Discovering and developing novel medicines that make a real difference in the lives of the people we serve has always been complex, time-consuming and challenging. But we never forget that every step we take to increase the speed at which we are able to discover and develop new medicines and vaccines means less suffering for the patients who are waiting for them. That vital consideration drives us to continue to find new ways to accelerate the process of discovery, while still safeguarding our unwavering commitment to patient safety and scientific excellence.
At Merck Research Laboratories, we are employing a wide variety of strategies that increase the speed at which we can identify and move forward our most promising candidates. For example, molecular profiling, or forecasting, lets us evaluate the effectiveness of a molecule in treating disease and its possible side effects at an earlier stage than ever before. “Biomarkers,” a kind of pharmacological readout, enable us to predict the benefits or harm of a potential medicine well in advance of early-stage clinical trials. Gene-expression array experiments can help identify critical patterns more quickly.
Our efforts have made Merck a world leader in these methods. Last year, our scientists carried out about 40,000 gene-expression array experiments. In each of these experiments, the levels of activation of approximately 25,000 genes were monitored. We know of no other organization in the world that performs more of these cutting-edge experiments.
We are also bringing an increased number of new mechanisms into the pipeline through our own research and through external licenses and alliances. In 2004, we concluded 50 such transactions.
(See chart on research pipeline page.)
The result of one of these collaborations is muraglitazar, a new kind of treatment for Type 2 diabetes that Merck will co-promote with Bristol-Myers Squibb. This past December, an application was submitted to the FDA. In addition to muraglitazar and Arcoxia, Merck now has the following product candidates in late-stage development:
- RotaTeq, to protect against rotavirus, a highly contagious virus that causes gastroenteritis. (see above right)
- Our new vaccine for zoster, or shingles. (see above right)
- Gardasil, our vaccine to protect against HPV infection and related cervical cancer and genital warts.
- ProQuad, our new childhood vaccine that adds a chickenpox component to the existing measles, mumps and rubella vaccine, for which we are awaiting FDA approval.
- MK-431 for the treatment of Type 2 diabetes.
- Gaboxadol, a compound licensed from Lundbeck, using a new mechanism which shows in trials to date the potential to improve sleep quality with a low risk of abuse.
“SAHA,” our Phase II cancer compound for the treatment of cutaneous T-cell lymphoma, is in clinical trials. We plan to submit it to the FDA for approval in 2006.

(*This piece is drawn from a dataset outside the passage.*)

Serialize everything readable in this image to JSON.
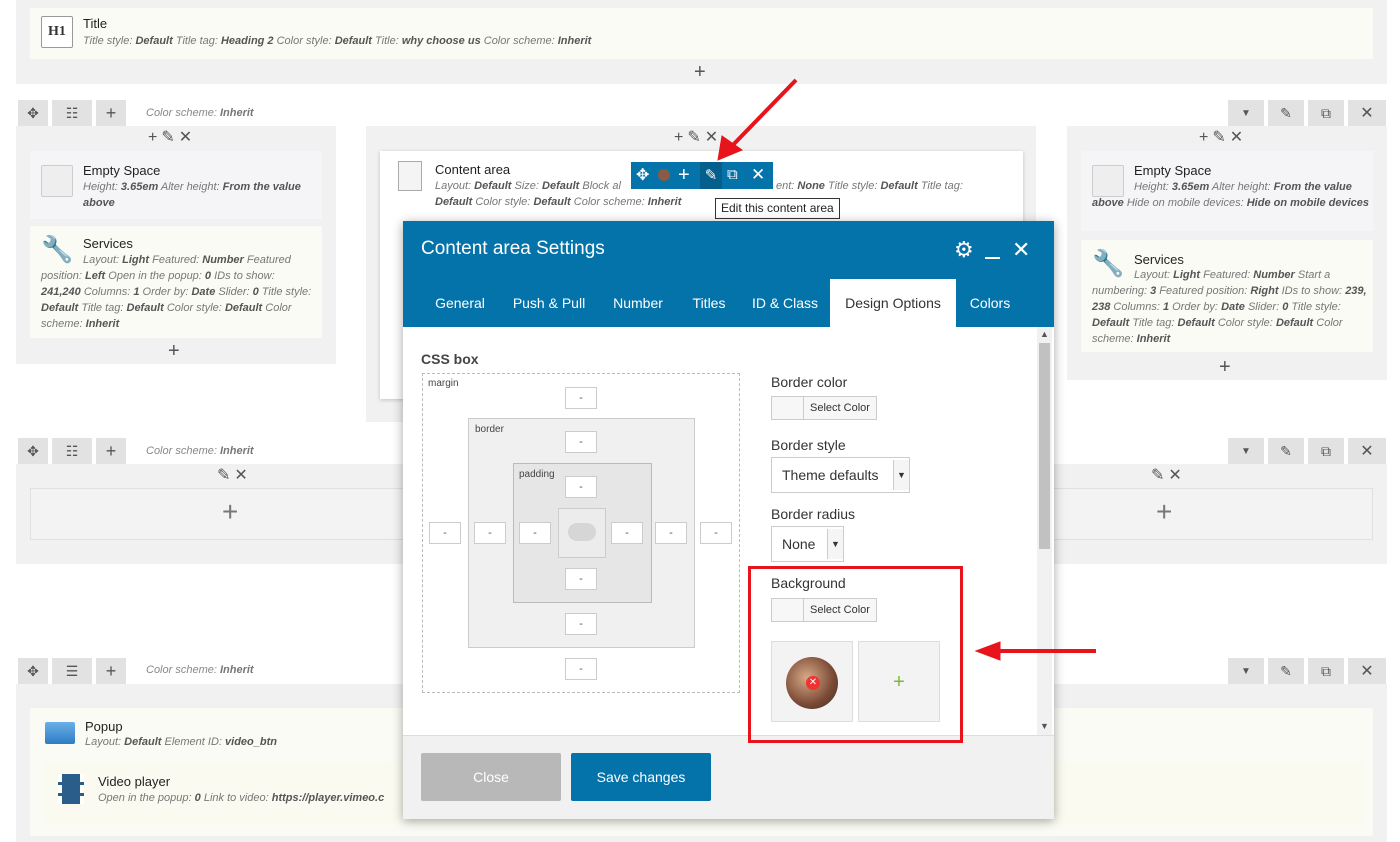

For more than a century, Merck has built an extraordinary record of accomplishment driven by our commitment to scientific excellence. Our ability to leverage and lead the revolution taking place in science will help drive our future success.
Molecular profiling and gene-expression array experiments are just two ways we are accelerating drug discovery and development in Merck labs. We have accelerated the filing of two new vaccines, which are intended to help prevent disease from occurring in the first place.
The first vaccine–RotaTeq–helps prevent rotavirus, a highly contagious virus which causes the hospitalization of nearly 50,000 children under age 5 in the United States, plus an estimated 500,000 deaths worldwide each year.
The second vaccine is designed to prevent shingles and the long-term pain associated with it. Shingles, the reactivation of the chickenpox virus in adults, affects approximately 800,000 Americans annually. People over the age of 50 are most commonly affected. As the population continues to age, the occurrence of shingles is likely to increase.